The new program will receive $1 billion dollars of funding nationally over the next ten years to purchase development rights from landowners to preserve the land so it can continue to be farmed or ranched, according to the Land Trust Alliance, an advocacy group.
The new program will also offer a waiver to the hefty cash match requirement that must come from a local source.
The Farm and Ranch Protection Program offered an alternative to selling farm and ranch land to developers. The program paid farmers 50 percent of what they would receive from a developer, a local third party provided a 25 percent cash match, and the landowner donated the final portion of rights, said Chris West the Executive Director Colorado Cattlemen’s Agricultural Land Trust. The owner continued to farm or ranch on the land and hold the land privately. The new program will be very similar.
But with a waiver, a farmer could donate half of his or her development rights, and no cash match would be required.
The Land Trust Alliance will be working with the Department of Agriculture to come up with the requirements for the waiver, said Russ Shay, director of policy for the Land Trust Alliance. The alliance is working on the policy, in part, because of the greater conservation that results by preserving open space.
“A lot of this money is going to ranch land protection and in effect is protecting important wildlife habitat,” he said.
As Colorado’s population grows, there will be more pressure to subdivide farm and ranch land.
“We’re going to lose a big chunk of agriculture,” West said.
This program is meant to prevent some of that land conversion by transferring conservation requirements with the deed of the property from operator to operator.
An outside party, like a conservancy, manages the easement and ensures that the farmer or rancher is complying with the agreement, said West.

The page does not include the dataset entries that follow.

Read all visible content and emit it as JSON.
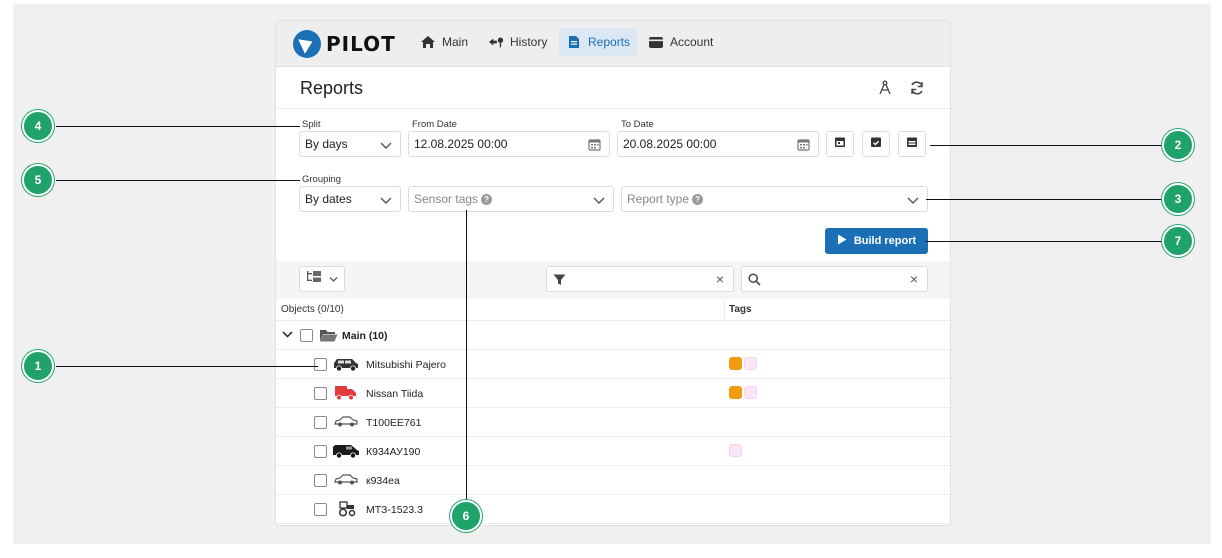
{
  "nav": {
    "logo_text": "PILOT",
    "items": [
      {
        "label": "Main",
        "icon": "home-icon"
      },
      {
        "label": "History",
        "icon": "history-icon"
      },
      {
        "label": "Reports",
        "icon": "report-icon",
        "active": true
      },
      {
        "label": "Account",
        "icon": "wallet-icon"
      }
    ]
  },
  "header": {
    "title": "Reports",
    "icons": [
      "compass-tool-icon",
      "refresh-icon"
    ]
  },
  "form": {
    "split_label": "Split",
    "split_value": "By days",
    "from_label": "From Date",
    "from_value": "12.08.2025 00:00",
    "to_label": "To Date",
    "to_value": "20.08.2025 00:00",
    "grouping_label": "Grouping",
    "grouping_value": "By dates",
    "sensor_tags_placeholder": "Sensor tags",
    "report_type_placeholder": "Report type",
    "build_label": "Build report"
  },
  "table": {
    "objects_header": "Objects (0/10)",
    "tags_header": "Tags",
    "group": {
      "label": "Main (10)"
    },
    "rows": [
      {
        "name": "Mitsubishi Pajero",
        "icon": "suv-icon",
        "tags": [
          "orange",
          "pink"
        ]
      },
      {
        "name": "Nissan Tiida",
        "icon": "truck-icon",
        "tags": [
          "orange",
          "pink"
        ]
      },
      {
        "name": "T100EE761",
        "icon": "car-icon",
        "tags": []
      },
      {
        "name": "К934АУ190",
        "icon": "van-icon",
        "tags": [
          "pink"
        ]
      },
      {
        "name": "к934еа",
        "icon": "car-icon",
        "tags": []
      },
      {
        "name": "МТЗ-1523.3",
        "icon": "tractor-icon",
        "tags": []
      }
    ]
  },
  "callouts": [
    "1",
    "2",
    "3",
    "4",
    "5",
    "6",
    "7"
  ],
  "colors": {
    "accent": "#1b6fb5",
    "callout": "#1fa36a",
    "tag_orange": "#f29c12",
    "tag_pink": "#fbe6f7"
  }
}
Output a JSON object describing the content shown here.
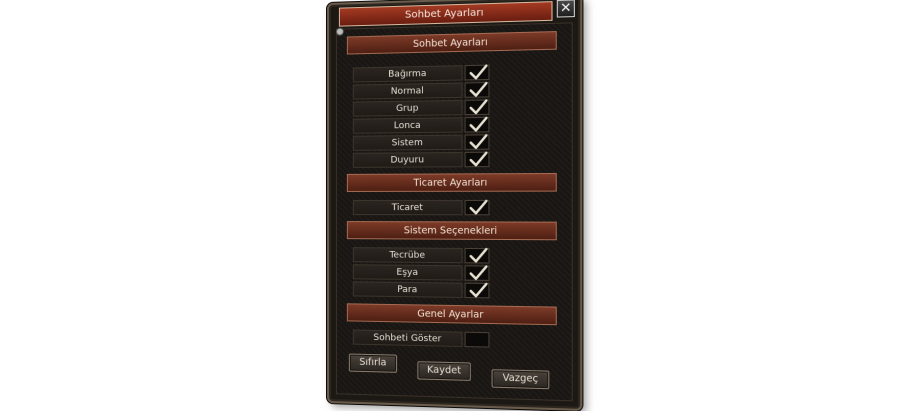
{
  "window": {
    "title": "Sohbet Ayarları",
    "close_label": "✕"
  },
  "sections": [
    {
      "header": "Sohbet Ayarları",
      "rows": [
        {
          "label": "Bağırma",
          "checked": true
        },
        {
          "label": "Normal",
          "checked": true
        },
        {
          "label": "Grup",
          "checked": true
        },
        {
          "label": "Lonca",
          "checked": true
        },
        {
          "label": "Sistem",
          "checked": true
        },
        {
          "label": "Duyuru",
          "checked": true
        }
      ]
    },
    {
      "header": "Ticaret Ayarları",
      "rows": [
        {
          "label": "Ticaret",
          "checked": true
        }
      ]
    },
    {
      "header": "Sistem Seçenekleri",
      "rows": [
        {
          "label": "Tecrübe",
          "checked": true
        },
        {
          "label": "Eşya",
          "checked": true
        },
        {
          "label": "Para",
          "checked": true
        }
      ]
    },
    {
      "header": "Genel Ayarlar",
      "rows": [
        {
          "label": "Sohbeti Göster",
          "checked": false
        }
      ]
    }
  ],
  "buttons": {
    "reset": "Sıfırla",
    "save": "Kaydet",
    "cancel": "Vazgeç"
  },
  "colors": {
    "title_red": "#8a2a17",
    "header_brown": "#6a2e1e",
    "check_color": "#e8e2d2"
  }
}
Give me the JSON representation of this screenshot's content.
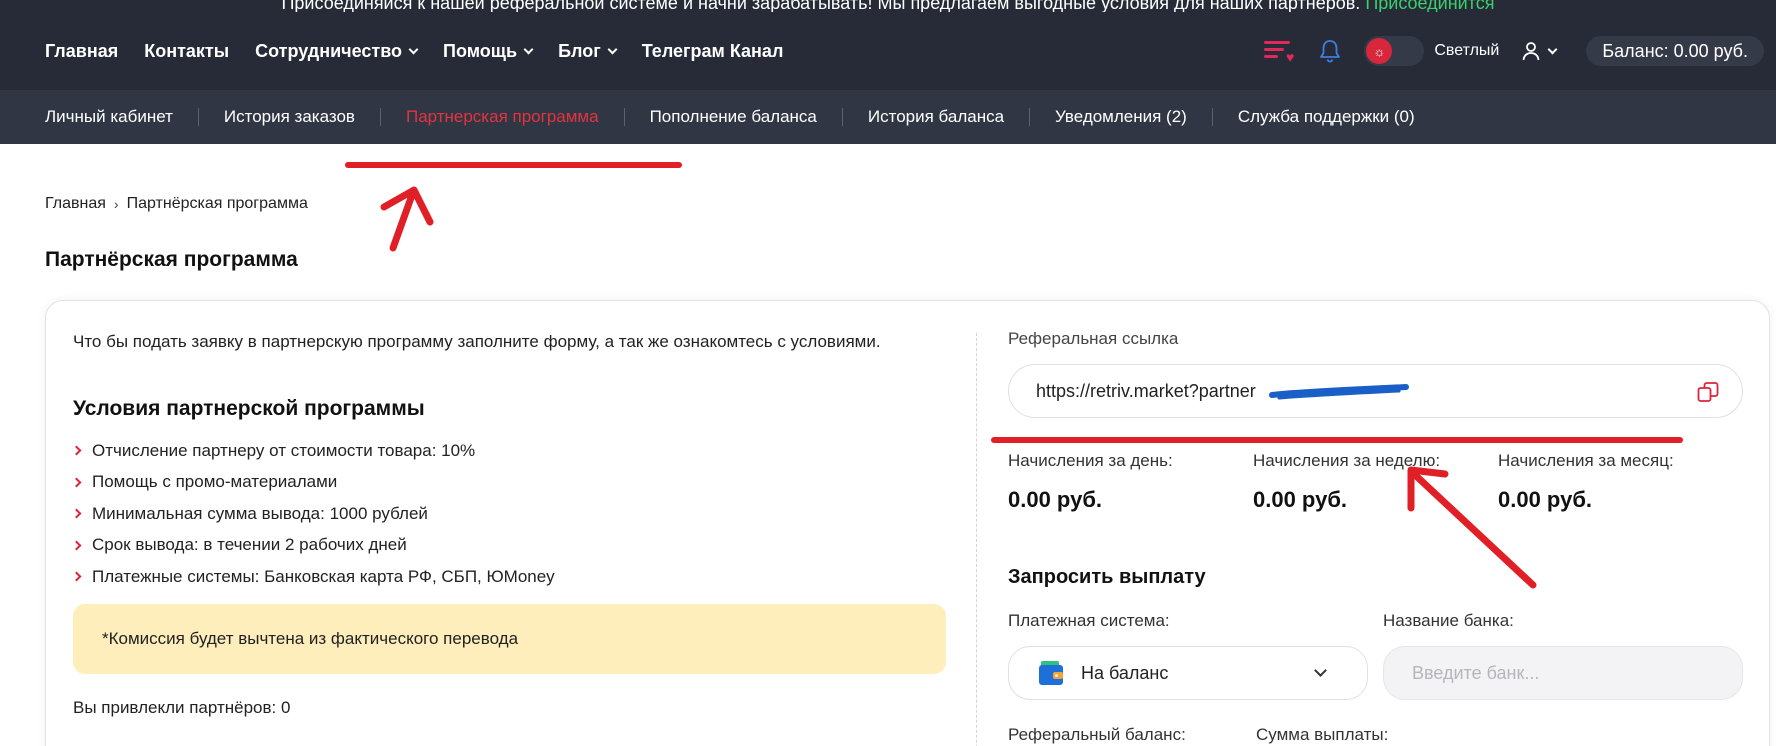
{
  "announcement": {
    "text": "Присоединяйся к нашей реферальной системе и начни зарабатывать! Мы предлагаем выгодные условия для наших партнеров.",
    "link": "Присоединится",
    "link_color": "#3ccf6b"
  },
  "main_nav": {
    "items": [
      {
        "label": "Главная",
        "dropdown": false
      },
      {
        "label": "Контакты",
        "dropdown": false
      },
      {
        "label": "Сотрудничество",
        "dropdown": true
      },
      {
        "label": "Помощь",
        "dropdown": true
      },
      {
        "label": "Блог",
        "dropdown": true
      },
      {
        "label": "Телеграм Канал",
        "dropdown": false
      }
    ],
    "theme_label": "Светлый",
    "balance": "Баланс: 0.00 руб."
  },
  "sub_nav": {
    "items": [
      {
        "label": "Личный кабинет",
        "active": false
      },
      {
        "label": "История заказов",
        "active": false
      },
      {
        "label": "Партнерская программа",
        "active": true
      },
      {
        "label": "Пополнение баланса",
        "active": false
      },
      {
        "label": "История баланса",
        "active": false
      },
      {
        "label": "Уведомления (2)",
        "active": false
      },
      {
        "label": "Служба поддержки (0)",
        "active": false
      }
    ],
    "active_color": "#e3343e"
  },
  "breadcrumb": {
    "home": "Главная",
    "separator": "›",
    "current": "Партнёрская программа"
  },
  "page_title": "Партнёрская программа",
  "left": {
    "intro": "Что бы подать заявку в партнерскую программу заполните форму, а так же ознакомтесь с условиями.",
    "conditions_title": "Условия партнерской программы",
    "conditions": [
      "Отчисление партнеру от стоимости товара: 10%",
      "Помощь с промо-материалами",
      "Минимальная сумма вывода: 1000 рублей",
      "Срок вывода: в течении 2 рабочих дней",
      "Платежные системы: Банковская карта РФ, СБП, ЮMoney"
    ],
    "notice": "*Комиссия будет вычтена из фактического перевода",
    "attracted": "Вы привлекли партнёров: 0"
  },
  "right": {
    "ref_label": "Реферальная ссылка",
    "ref_link": "https://retriv.market?partner",
    "stats": [
      {
        "label": "Начисления за день:",
        "value": "0.00 руб."
      },
      {
        "label": "Начисления за неделю:",
        "value": "0.00 руб."
      },
      {
        "label": "Начисления за месяц:",
        "value": "0.00 руб."
      }
    ],
    "payout_title": "Запросить выплату",
    "payment_system_label": "Платежная система:",
    "payment_system_value": "На баланс",
    "bank_label": "Название банка:",
    "bank_placeholder": "Введите банк...",
    "ref_balance_label": "Реферальный баланс:",
    "payout_amount_label": "Сумма выплаты:"
  },
  "colors": {
    "nav_bg": "#262b37",
    "subnav_bg": "#303644",
    "accent_red": "#d8263b",
    "notice_bg": "#fdeebc",
    "annotation_red": "#e11f26",
    "redaction_blue": "#1a5ec8"
  }
}
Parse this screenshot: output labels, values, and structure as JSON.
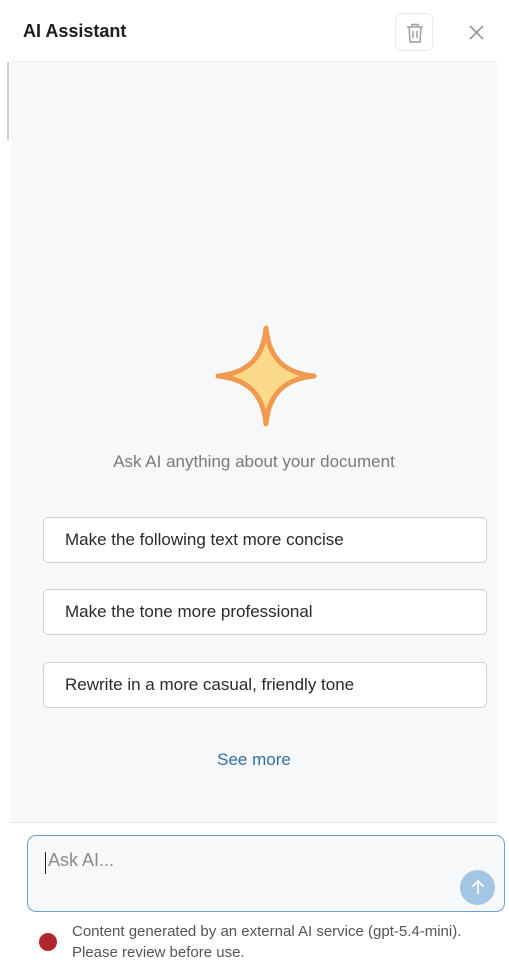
{
  "header": {
    "title": "AI Assistant",
    "trash_icon": "trash-icon",
    "close_icon": "close-icon"
  },
  "main": {
    "hero_icon": "sparkle-icon",
    "prompt": "Ask AI anything about your document",
    "suggestions": [
      "Make the following text more concise",
      "Make the tone more professional",
      "Rewrite in a more casual, friendly tone"
    ],
    "see_more_label": "See more"
  },
  "composer": {
    "placeholder": "Ask AI...",
    "send_icon": "arrow-up-icon"
  },
  "footer": {
    "disclaimer": "Content generated by an external AI service (gpt-5.4-mini). Please review before use."
  },
  "colors": {
    "accent": "#2e6ea8",
    "sparkle_fill": "#fbd98a",
    "sparkle_stroke": "#ef9a4f",
    "status_dot": "#b3262e",
    "send_button": "#a3c6e4",
    "input_border": "#6b9fd0"
  }
}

This includes requirements like keeping water rights on the land. However, this kind of management can allow for oil and gas development, West said.
The Montezuma Land Conservancy has used the Farm and Ranch Lands Protection Program to fund the permanent protection of 15,000 acres of land in Montezuma County. All of this land is still privately owned and operated. However, the conservancy has not used the Farm and Ranch program in recent years.